As a member of this Committee, I should like to emphasise what Senator Dowdall has said as regards its composition. I have been running over the names of the members of the Committee since Senator Connolly referred to the matter, and I find that it was composed half and half of lawyers and non-lawyers. Of the lawyers, at least two were not in practice either as solicitors or barristers. Even assuming that what Senator Connolly said was correct, one would have thought that lawyers on a Committee of that kind would have been in favour of fixing the maximum age for judges at the lowest possible point. If the lawyers on that Committee were professionally or personally interested, they surely would have done their best to open the way for promotion for themselves or their colleagues. But the fact is that they voted for and strongly advocated the raising of the age limit. I do not think I am betraying any confidence when I say that many of them would have been in favour of even a higher age than is proposed in the Bill. I was anxious to clear that point up.

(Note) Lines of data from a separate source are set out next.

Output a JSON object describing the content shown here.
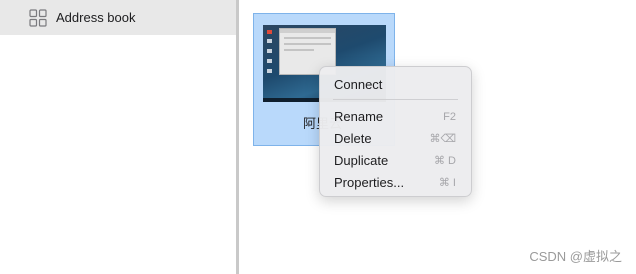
{
  "sidebar": {
    "items": [
      {
        "label": "Address book",
        "icon": "grid-icon"
      }
    ]
  },
  "connection": {
    "name": "阿里云",
    "selected": true
  },
  "context_menu": {
    "items": [
      {
        "label": "Connect",
        "shortcut": ""
      },
      {
        "label": "Rename",
        "shortcut": "F2"
      },
      {
        "label": "Delete",
        "shortcut": "⌘⌫"
      },
      {
        "label": "Duplicate",
        "shortcut": "⌘ D"
      },
      {
        "label": "Properties...",
        "shortcut": "⌘ I"
      }
    ]
  },
  "watermark": {
    "text": "CSDN @虚拟之"
  },
  "colors": {
    "selection_bg": "#b9d9fb",
    "selection_border": "#7eb3ea",
    "sidebar_active": "#e8e8e8"
  }
}
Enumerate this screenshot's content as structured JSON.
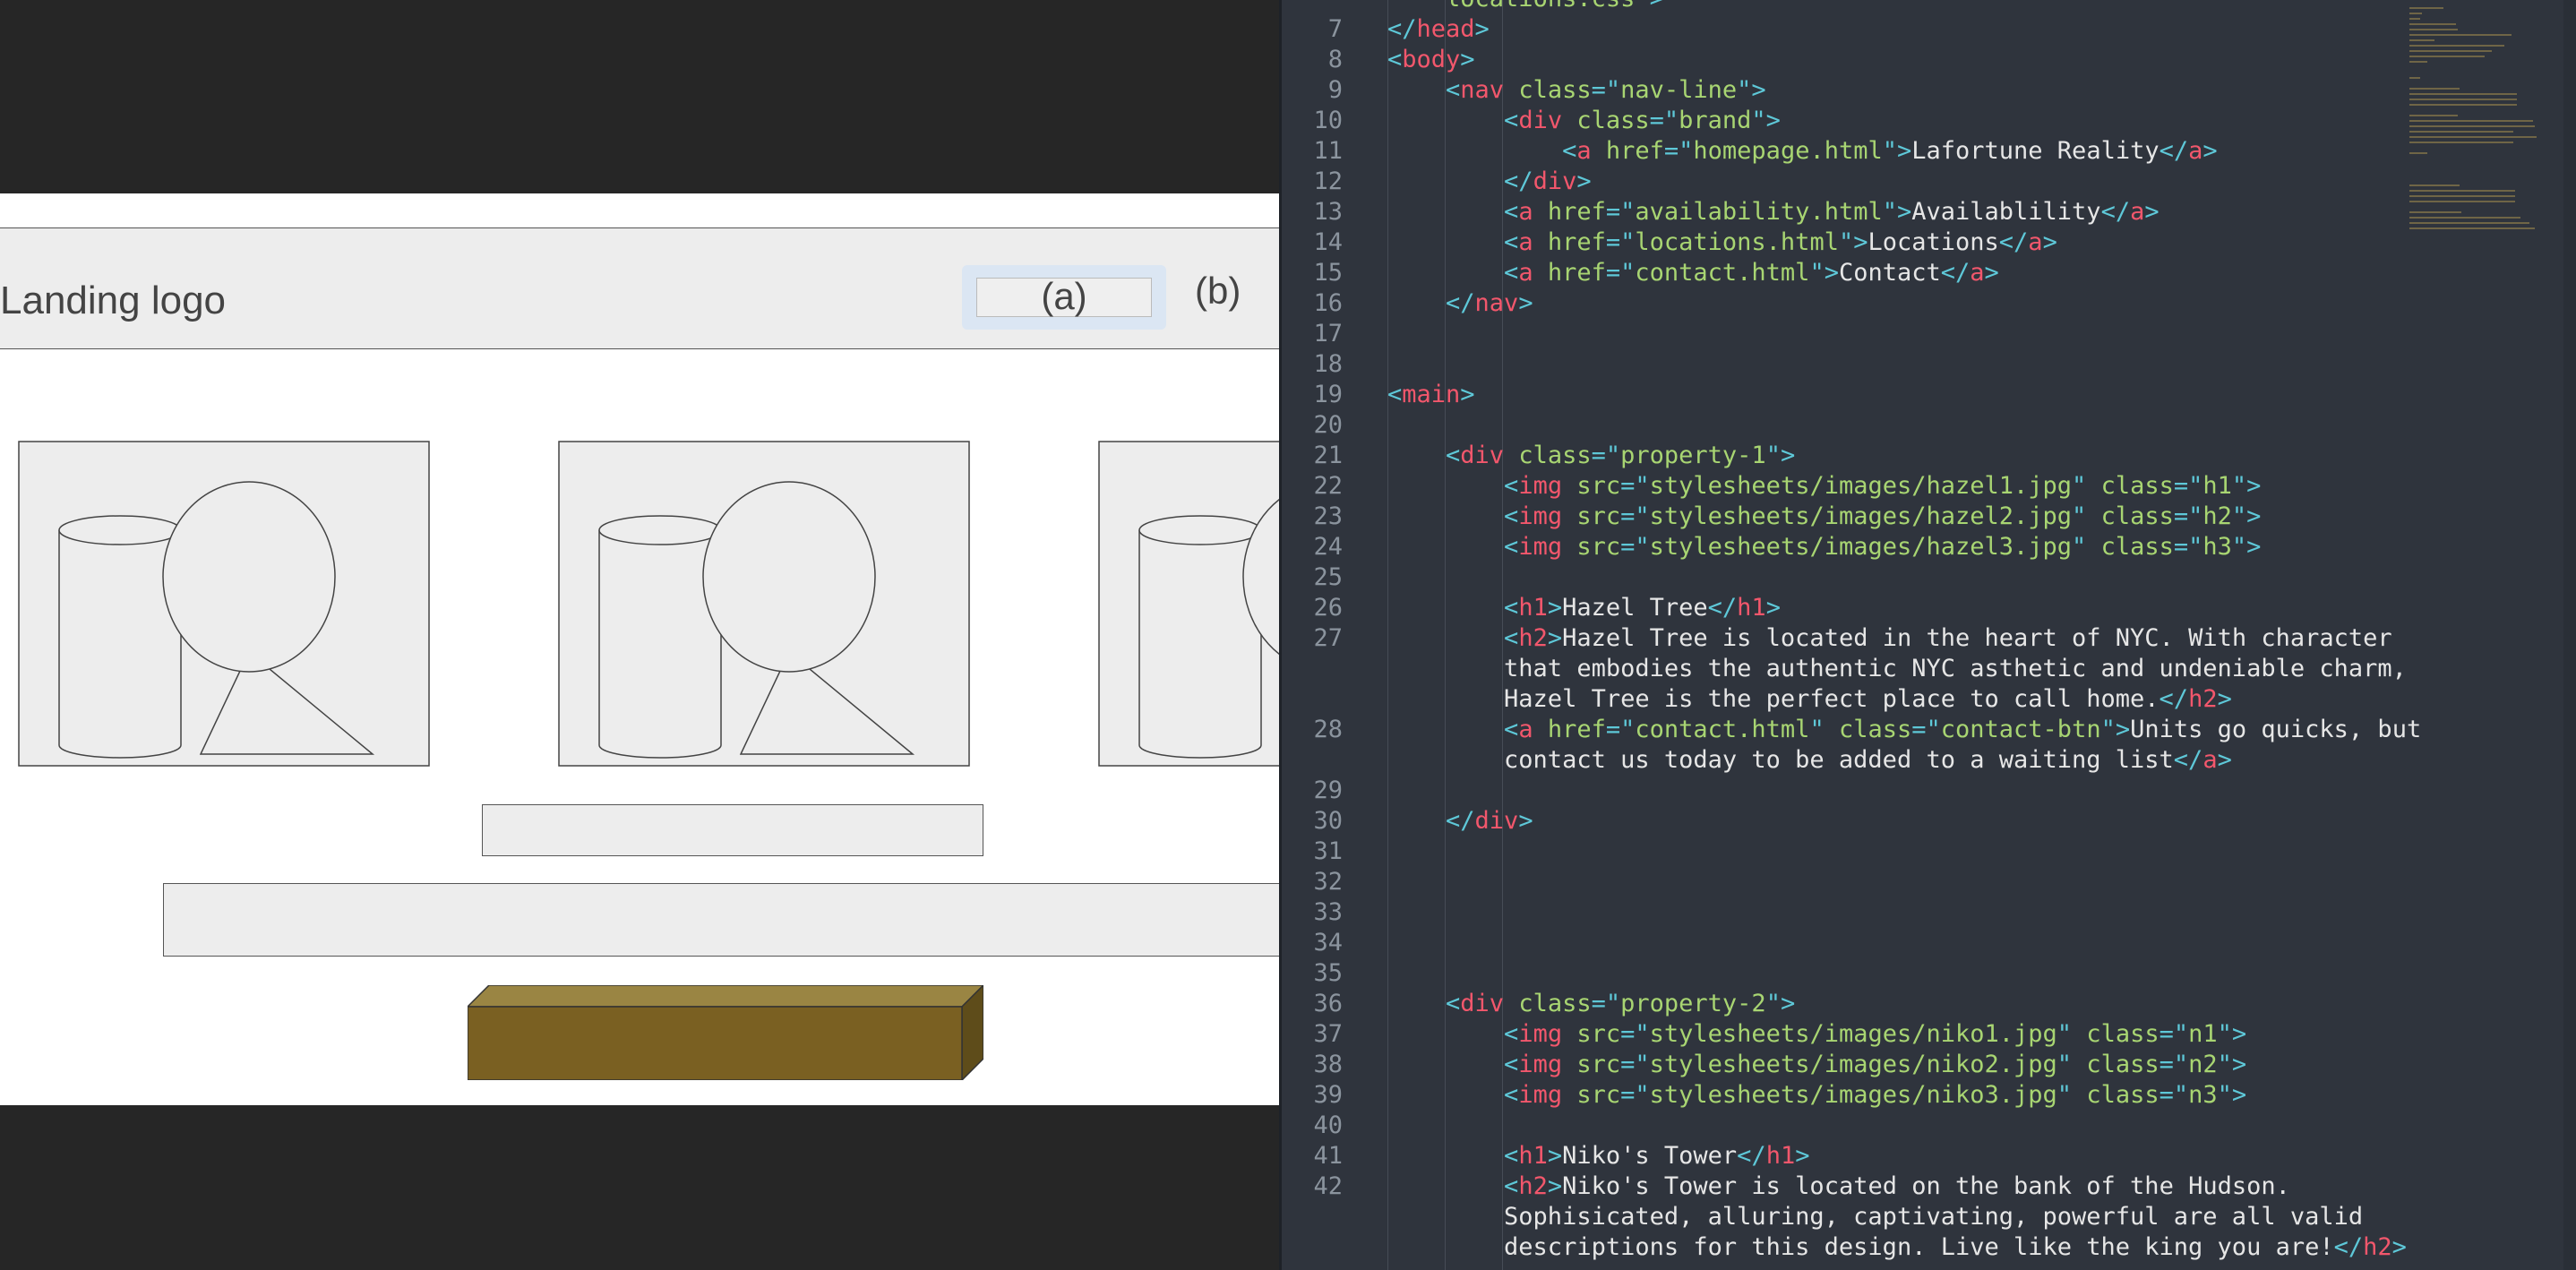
{
  "preview": {
    "logo_text": "Landing logo",
    "nav_button_a": "(a)",
    "nav_button_b": "(b)"
  },
  "editor": {
    "lines": [
      {
        "n": "",
        "segs": [
          [
            "x",
            "    "
          ],
          [
            "a",
            "locations.css"
          ],
          [
            "p",
            "\">"
          ]
        ]
      },
      {
        "n": "7",
        "segs": [
          [
            "p",
            "</"
          ],
          [
            "t",
            "head"
          ],
          [
            "p",
            ">"
          ]
        ]
      },
      {
        "n": "8",
        "segs": [
          [
            "p",
            "<"
          ],
          [
            "t",
            "body"
          ],
          [
            "p",
            ">"
          ]
        ]
      },
      {
        "n": "9",
        "segs": [
          [
            "x",
            "    "
          ],
          [
            "p",
            "<"
          ],
          [
            "t",
            "nav "
          ],
          [
            "a",
            "class"
          ],
          [
            "p",
            "=\""
          ],
          [
            "a",
            "nav-line"
          ],
          [
            "p",
            "\">"
          ]
        ]
      },
      {
        "n": "10",
        "segs": [
          [
            "x",
            "        "
          ],
          [
            "p",
            "<"
          ],
          [
            "t",
            "div "
          ],
          [
            "a",
            "class"
          ],
          [
            "p",
            "=\""
          ],
          [
            "a",
            "brand"
          ],
          [
            "p",
            "\">"
          ]
        ]
      },
      {
        "n": "11",
        "segs": [
          [
            "x",
            "            "
          ],
          [
            "p",
            "<"
          ],
          [
            "t",
            "a "
          ],
          [
            "a",
            "href"
          ],
          [
            "p",
            "=\""
          ],
          [
            "a",
            "homepage.html"
          ],
          [
            "p",
            "\">"
          ],
          [
            "x",
            "Lafortune Reality"
          ],
          [
            "p",
            "</"
          ],
          [
            "t",
            "a"
          ],
          [
            "p",
            ">"
          ]
        ]
      },
      {
        "n": "12",
        "segs": [
          [
            "x",
            "        "
          ],
          [
            "p",
            "</"
          ],
          [
            "t",
            "div"
          ],
          [
            "p",
            ">"
          ]
        ]
      },
      {
        "n": "13",
        "segs": [
          [
            "x",
            "        "
          ],
          [
            "p",
            "<"
          ],
          [
            "t",
            "a "
          ],
          [
            "a",
            "href"
          ],
          [
            "p",
            "=\""
          ],
          [
            "a",
            "availability.html"
          ],
          [
            "p",
            "\">"
          ],
          [
            "x",
            "Availablility"
          ],
          [
            "p",
            "</"
          ],
          [
            "t",
            "a"
          ],
          [
            "p",
            ">"
          ]
        ]
      },
      {
        "n": "14",
        "segs": [
          [
            "x",
            "        "
          ],
          [
            "p",
            "<"
          ],
          [
            "t",
            "a "
          ],
          [
            "a",
            "href"
          ],
          [
            "p",
            "=\""
          ],
          [
            "a",
            "locations.html"
          ],
          [
            "p",
            "\">"
          ],
          [
            "x",
            "Locations"
          ],
          [
            "p",
            "</"
          ],
          [
            "t",
            "a"
          ],
          [
            "p",
            ">"
          ]
        ]
      },
      {
        "n": "15",
        "segs": [
          [
            "x",
            "        "
          ],
          [
            "p",
            "<"
          ],
          [
            "t",
            "a "
          ],
          [
            "a",
            "href"
          ],
          [
            "p",
            "=\""
          ],
          [
            "a",
            "contact.html"
          ],
          [
            "p",
            "\">"
          ],
          [
            "x",
            "Contact"
          ],
          [
            "p",
            "</"
          ],
          [
            "t",
            "a"
          ],
          [
            "p",
            ">"
          ]
        ]
      },
      {
        "n": "16",
        "segs": [
          [
            "x",
            "    "
          ],
          [
            "p",
            "</"
          ],
          [
            "t",
            "nav"
          ],
          [
            "p",
            ">"
          ]
        ]
      },
      {
        "n": "17",
        "segs": []
      },
      {
        "n": "18",
        "segs": []
      },
      {
        "n": "19",
        "segs": [
          [
            "p",
            "<"
          ],
          [
            "t",
            "main"
          ],
          [
            "p",
            ">"
          ]
        ]
      },
      {
        "n": "20",
        "segs": []
      },
      {
        "n": "21",
        "segs": [
          [
            "x",
            "    "
          ],
          [
            "p",
            "<"
          ],
          [
            "t",
            "div "
          ],
          [
            "a",
            "class"
          ],
          [
            "p",
            "=\""
          ],
          [
            "a",
            "property-1"
          ],
          [
            "p",
            "\">"
          ]
        ]
      },
      {
        "n": "22",
        "segs": [
          [
            "x",
            "        "
          ],
          [
            "p",
            "<"
          ],
          [
            "t",
            "img "
          ],
          [
            "a",
            "src"
          ],
          [
            "p",
            "=\""
          ],
          [
            "a",
            "stylesheets/images/hazel1.jpg"
          ],
          [
            "p",
            "\" "
          ],
          [
            "a",
            "class"
          ],
          [
            "p",
            "=\""
          ],
          [
            "a",
            "h1"
          ],
          [
            "p",
            "\">"
          ]
        ]
      },
      {
        "n": "23",
        "segs": [
          [
            "x",
            "        "
          ],
          [
            "p",
            "<"
          ],
          [
            "t",
            "img "
          ],
          [
            "a",
            "src"
          ],
          [
            "p",
            "=\""
          ],
          [
            "a",
            "stylesheets/images/hazel2.jpg"
          ],
          [
            "p",
            "\" "
          ],
          [
            "a",
            "class"
          ],
          [
            "p",
            "=\""
          ],
          [
            "a",
            "h2"
          ],
          [
            "p",
            "\">"
          ]
        ]
      },
      {
        "n": "24",
        "segs": [
          [
            "x",
            "        "
          ],
          [
            "p",
            "<"
          ],
          [
            "t",
            "img "
          ],
          [
            "a",
            "src"
          ],
          [
            "p",
            "=\""
          ],
          [
            "a",
            "stylesheets/images/hazel3.jpg"
          ],
          [
            "p",
            "\" "
          ],
          [
            "a",
            "class"
          ],
          [
            "p",
            "=\""
          ],
          [
            "a",
            "h3"
          ],
          [
            "p",
            "\">"
          ]
        ]
      },
      {
        "n": "25",
        "segs": []
      },
      {
        "n": "26",
        "segs": [
          [
            "x",
            "        "
          ],
          [
            "p",
            "<"
          ],
          [
            "t",
            "h1"
          ],
          [
            "p",
            ">"
          ],
          [
            "x",
            "Hazel Tree"
          ],
          [
            "p",
            "</"
          ],
          [
            "t",
            "h1"
          ],
          [
            "p",
            ">"
          ]
        ]
      },
      {
        "n": "27",
        "segs": [
          [
            "x",
            "        "
          ],
          [
            "p",
            "<"
          ],
          [
            "t",
            "h2"
          ],
          [
            "p",
            ">"
          ],
          [
            "x",
            "Hazel Tree is located in the heart of NYC. With character"
          ]
        ]
      },
      {
        "n": "",
        "segs": [
          [
            "x",
            "        that embodies the authentic NYC asthetic and undeniable charm,"
          ]
        ]
      },
      {
        "n": "",
        "segs": [
          [
            "x",
            "        Hazel Tree is the perfect place to call home."
          ],
          [
            "p",
            "</"
          ],
          [
            "t",
            "h2"
          ],
          [
            "p",
            ">"
          ]
        ]
      },
      {
        "n": "28",
        "segs": [
          [
            "x",
            "        "
          ],
          [
            "p",
            "<"
          ],
          [
            "t",
            "a "
          ],
          [
            "a",
            "href"
          ],
          [
            "p",
            "=\""
          ],
          [
            "a",
            "contact.html"
          ],
          [
            "p",
            "\" "
          ],
          [
            "a",
            "class"
          ],
          [
            "p",
            "=\""
          ],
          [
            "a",
            "contact-btn"
          ],
          [
            "p",
            "\">"
          ],
          [
            "x",
            "Units go quicks, but"
          ]
        ]
      },
      {
        "n": "",
        "segs": [
          [
            "x",
            "        contact us today to be added to a waiting list"
          ],
          [
            "p",
            "</"
          ],
          [
            "t",
            "a"
          ],
          [
            "p",
            ">"
          ]
        ]
      },
      {
        "n": "29",
        "segs": []
      },
      {
        "n": "30",
        "segs": [
          [
            "x",
            "    "
          ],
          [
            "p",
            "</"
          ],
          [
            "t",
            "div"
          ],
          [
            "p",
            ">"
          ]
        ]
      },
      {
        "n": "31",
        "segs": []
      },
      {
        "n": "32",
        "segs": []
      },
      {
        "n": "33",
        "segs": []
      },
      {
        "n": "34",
        "segs": []
      },
      {
        "n": "35",
        "segs": []
      },
      {
        "n": "36",
        "segs": [
          [
            "x",
            "    "
          ],
          [
            "p",
            "<"
          ],
          [
            "t",
            "div "
          ],
          [
            "a",
            "class"
          ],
          [
            "p",
            "=\""
          ],
          [
            "a",
            "property-2"
          ],
          [
            "p",
            "\">"
          ]
        ]
      },
      {
        "n": "37",
        "segs": [
          [
            "x",
            "        "
          ],
          [
            "p",
            "<"
          ],
          [
            "t",
            "img "
          ],
          [
            "a",
            "src"
          ],
          [
            "p",
            "=\""
          ],
          [
            "a",
            "stylesheets/images/niko1.jpg"
          ],
          [
            "p",
            "\" "
          ],
          [
            "a",
            "class"
          ],
          [
            "p",
            "=\""
          ],
          [
            "a",
            "n1"
          ],
          [
            "p",
            "\">"
          ]
        ]
      },
      {
        "n": "38",
        "segs": [
          [
            "x",
            "        "
          ],
          [
            "p",
            "<"
          ],
          [
            "t",
            "img "
          ],
          [
            "a",
            "src"
          ],
          [
            "p",
            "=\""
          ],
          [
            "a",
            "stylesheets/images/niko2.jpg"
          ],
          [
            "p",
            "\" "
          ],
          [
            "a",
            "class"
          ],
          [
            "p",
            "=\""
          ],
          [
            "a",
            "n2"
          ],
          [
            "p",
            "\">"
          ]
        ]
      },
      {
        "n": "39",
        "segs": [
          [
            "x",
            "        "
          ],
          [
            "p",
            "<"
          ],
          [
            "t",
            "img "
          ],
          [
            "a",
            "src"
          ],
          [
            "p",
            "=\""
          ],
          [
            "a",
            "stylesheets/images/niko3.jpg"
          ],
          [
            "p",
            "\" "
          ],
          [
            "a",
            "class"
          ],
          [
            "p",
            "=\""
          ],
          [
            "a",
            "n3"
          ],
          [
            "p",
            "\">"
          ]
        ]
      },
      {
        "n": "40",
        "segs": []
      },
      {
        "n": "41",
        "segs": [
          [
            "x",
            "        "
          ],
          [
            "p",
            "<"
          ],
          [
            "t",
            "h1"
          ],
          [
            "p",
            ">"
          ],
          [
            "x",
            "Niko's Tower"
          ],
          [
            "p",
            "</"
          ],
          [
            "t",
            "h1"
          ],
          [
            "p",
            ">"
          ]
        ]
      },
      {
        "n": "42",
        "segs": [
          [
            "x",
            "        "
          ],
          [
            "p",
            "<"
          ],
          [
            "t",
            "h2"
          ],
          [
            "p",
            ">"
          ],
          [
            "x",
            "Niko's Tower is located on the bank of the Hudson."
          ]
        ]
      },
      {
        "n": "",
        "segs": [
          [
            "x",
            "        Sophisicated, alluring, captivating, powerful are all valid"
          ]
        ]
      },
      {
        "n": "",
        "segs": [
          [
            "x",
            "        descriptions for this design. Live like the king you are!"
          ],
          [
            "p",
            "</"
          ],
          [
            "t",
            "h2"
          ],
          [
            "p",
            ">"
          ]
        ]
      }
    ]
  }
}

As to the financial aspect of the matter, surely it is in the public interest that judges, if they do retain their faculties, should be allowed to function for as long a period as possible. Otherwise, they will be placed on the pension list and new men will be introduced at the salaries which they were receiving. In that way, the State will be paying considerably more than it would have to pay if the judges were continued in office as long as they were capable of administering justice properly. I do not desire to go over any of the other grounds of argument, but, as a member of the Committee, I would ask the House to pass this Bill.

This Bill raises the age limit, not to 75 but to 72. It will have the effect of enabling a judge who has just retired to be reappointed. It will have that effect in fact, but it is a permanent Bill, and it will enable all other judges as well as that particular judge to retain their positions on the Bench until they are 72. If you are going to raise the age limit to 72, and if, as is generally admitted, a man who has been an excellent judge were to be shut out from the provisions of the Bill by a couple of weeks or a couple of months, I think it would be hard luck.

The general question of an age limit of 75, I suppose, we will discuss later. I think that 72 is as high as we could reasonably go. Although some judges carry on their functions with unimpaired ability until they reach 75, as other individuals do, still there are some men who are not physically fit to do the work of a judge at that age. The work of a judge is long and hard work to a man of 70 or 72, if he does it properly. It has been suggested that we can always remove a judge if he is not competent. That is impossible. We can only remove a judge for misconduct, which really means that he must have done something professionally wrong or shown himself not to be a straight man. But who is to decide whether a judge is good or bad, whether his decisions are right or wrong? It would be impossible for any Department to consider seriously the position of a judge and to say: "We remove such-and-such a judge because we do not like his decision in such-and-such a case." That could not be done.

Question—"That the Bill be read a Second Time"—put and agreed to.
Committee Stage fixed for to-morrow (Thursday).

There is no detail in this Bill, and I do not suppose there will be any amendment. I should like if the Seanad would take all the stages to-morrow.


That could not be done under our Standing Orders.